“The latest quarter’s Chinese consumer confidence experienced a ‘soft landing’, which is expected as the China government has largely engineered a controlled deceleration of growth and prices without having the bottom fall out to make sure the economy is heading in a healthy direction,” said Mitch Barns, President, Nielsen Greater China. “With the newly launched housing policies to cool down the real estate market and the discussion of the new policies to accelerate income and urbanization, consumers are in the ‘watch’ mood for big item purchases. While the government is taking effective steps to ensure domestic demand weighs more heavily in the GDP balance, the rise of China’s Middle Class and the potential of the lower tier cities in China deserve more attention for those who want to win in China.”
Thailand posted the biggest quarterly confidence jump to an Index of 117 in the third quarter. “Thailand’s significant rebound is testament to the country’s resilience to return to normalcy after the political unrest that mired the nation in the second quarter. A separate Nielsen online study conducted in June indicated that 70 percent of Thais expected life to return to normal immediately or within one month following the May political unrest,” said Aaron Cross, Managing Director, Nielsen Thailand. “Economic and business confidence increased as soon as the immediate political situation was brought under control. Strengthening of the Thai Baht and significant gains in the Thailand Stock Exchange has also helped to boost optimism.”
About the Nielsen Global Consumer Confidence Survey

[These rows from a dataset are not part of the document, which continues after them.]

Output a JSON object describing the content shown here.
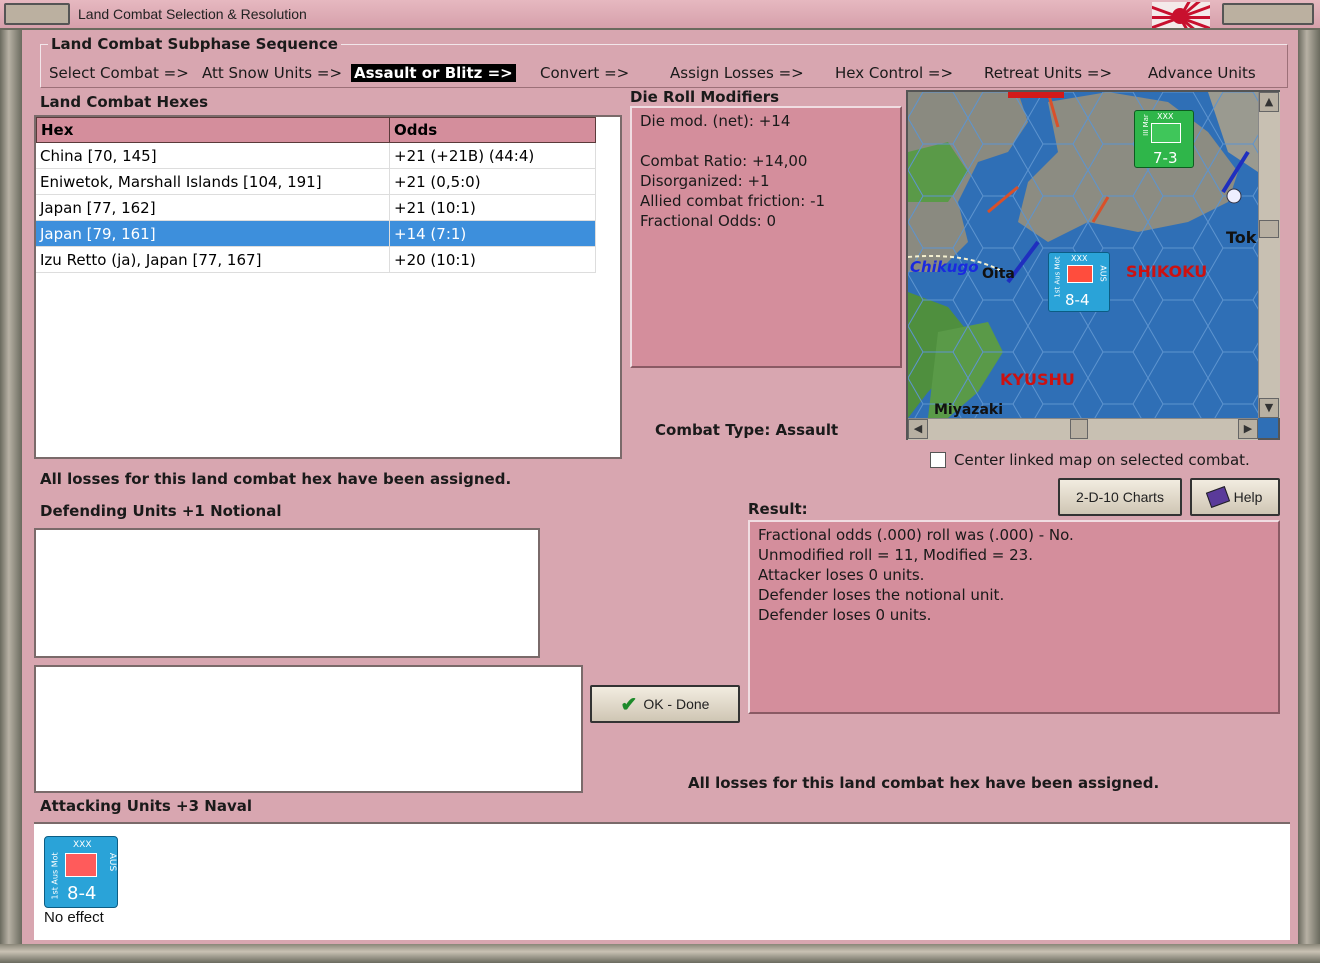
{
  "window": {
    "title": "Land Combat Selection & Resolution"
  },
  "sequence": {
    "title": "Land Combat Subphase Sequence",
    "steps": [
      "Select Combat =>",
      "Att Snow Units =>",
      "Assault or Blitz =>",
      "Convert =>",
      "Assign Losses =>",
      "Hex Control =>",
      "Retreat Units =>",
      "Advance Units"
    ],
    "active_index": 2
  },
  "hexes": {
    "label": "Land Combat Hexes",
    "columns": [
      "Hex",
      "Odds"
    ],
    "rows": [
      {
        "hex": "China [70, 145]",
        "odds": "+21 (+21B) (44:4)"
      },
      {
        "hex": "Eniwetok, Marshall Islands [104, 191]",
        "odds": "+21 (0,5:0)"
      },
      {
        "hex": "Japan [77, 162]",
        "odds": "+21 (10:1)"
      },
      {
        "hex": "Japan [79, 161]",
        "odds": "+14 (7:1)"
      },
      {
        "hex": "Izu Retto (ja), Japan [77, 167]",
        "odds": "+20 (10:1)"
      }
    ],
    "selected_index": 3
  },
  "die_roll": {
    "label": "Die Roll Modifiers",
    "lines": [
      "Die mod. (net): +14",
      "",
      "Combat Ratio: +14,00",
      "Disorganized: +1",
      "Allied combat friction: -1",
      "Fractional Odds: 0"
    ]
  },
  "combat_type": "Combat Type:  Assault",
  "map": {
    "labels": [
      "Chikugo",
      "Oita",
      "SHIKOKU",
      "KYUSHU",
      "Miyazaki",
      "Tok"
    ],
    "counter_top_value": "7-3",
    "counter_top_size": "XXX",
    "counter_top_name": "III Mar",
    "counter_mid_value": "8-4",
    "counter_mid_size": "XXX",
    "counter_mid_name": "1st Aus Mot",
    "counter_mid_nation": "AUS"
  },
  "center_map_checkbox": {
    "label": "Center linked map on selected combat.",
    "checked": false
  },
  "losses_msg_top": "All losses for this land combat hex have been assigned.",
  "defending": {
    "label": "Defending Units +1 Notional"
  },
  "charts_button": "2-D-10 Charts",
  "help_button": "Help",
  "result": {
    "label": "Result:",
    "lines": [
      "Fractional odds (.000) roll was (.000)  - No.",
      "Unmodified roll = 11, Modified = 23.",
      "Attacker loses 0 units.",
      "Defender loses the notional unit.",
      "Defender loses 0 units."
    ]
  },
  "ok_button": "OK - Done",
  "losses_msg_bottom": "All losses for this land combat hex have been assigned.",
  "attacking": {
    "label": "Attacking Units +3 Naval",
    "unit": {
      "name": "1st Aus Mot",
      "nation": "AUS",
      "size": "XXX",
      "value": "8-4",
      "status": "No effect"
    }
  },
  "colors": {
    "panel_pink": "#d8a6b0",
    "header_pink": "#d48e9c",
    "selection_blue": "#3d8fdc",
    "counter_blue": "#2aa3d8",
    "counter_green": "#2fb64a"
  }
}
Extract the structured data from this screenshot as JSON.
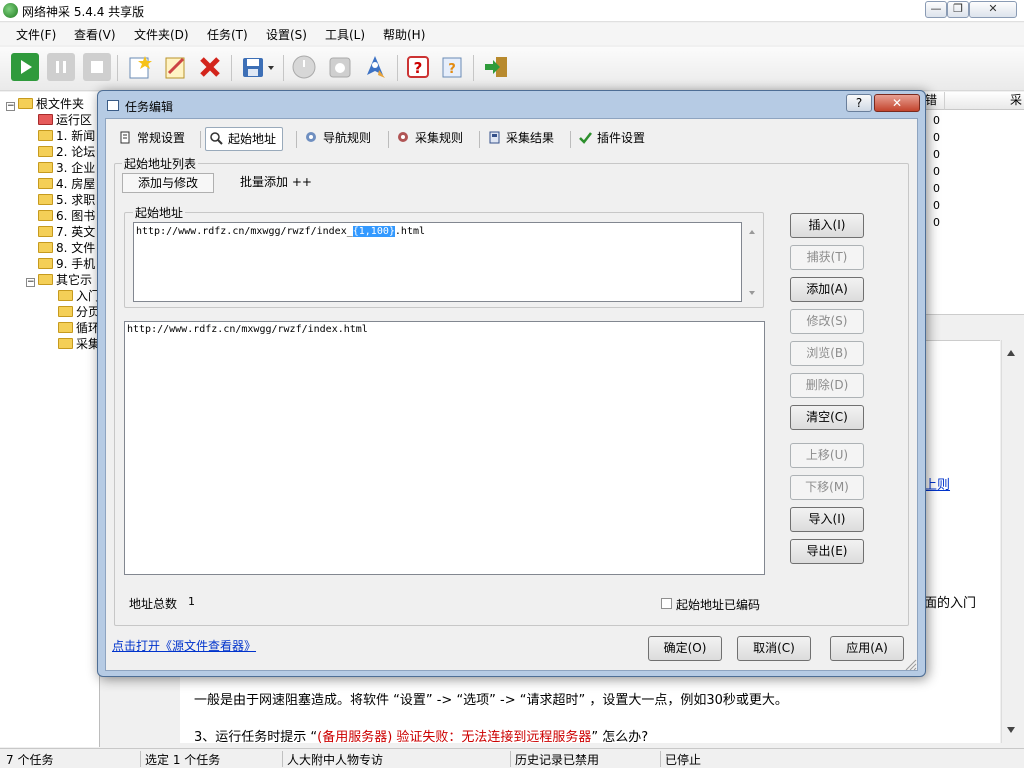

The Nielsen Global Consumer Confidence Survey was conducted between September 3 and September 21, 2010 and polled over 26,000 consumers in 53 countries throughout Asia Pacific, Europe, Latin America, the Middle East, Africa and North America about their confidence levels and economic outlook. The Nielsen Consumer Confidence Index is developed based on consumers’ confidence in the job market, status of their personal finances and readiness to spend. The sample has quotas based on age and sex for each country based on their Internet users, and is weighted to be representative of Internet consumers and has a maximum margin of error of ±0.6%.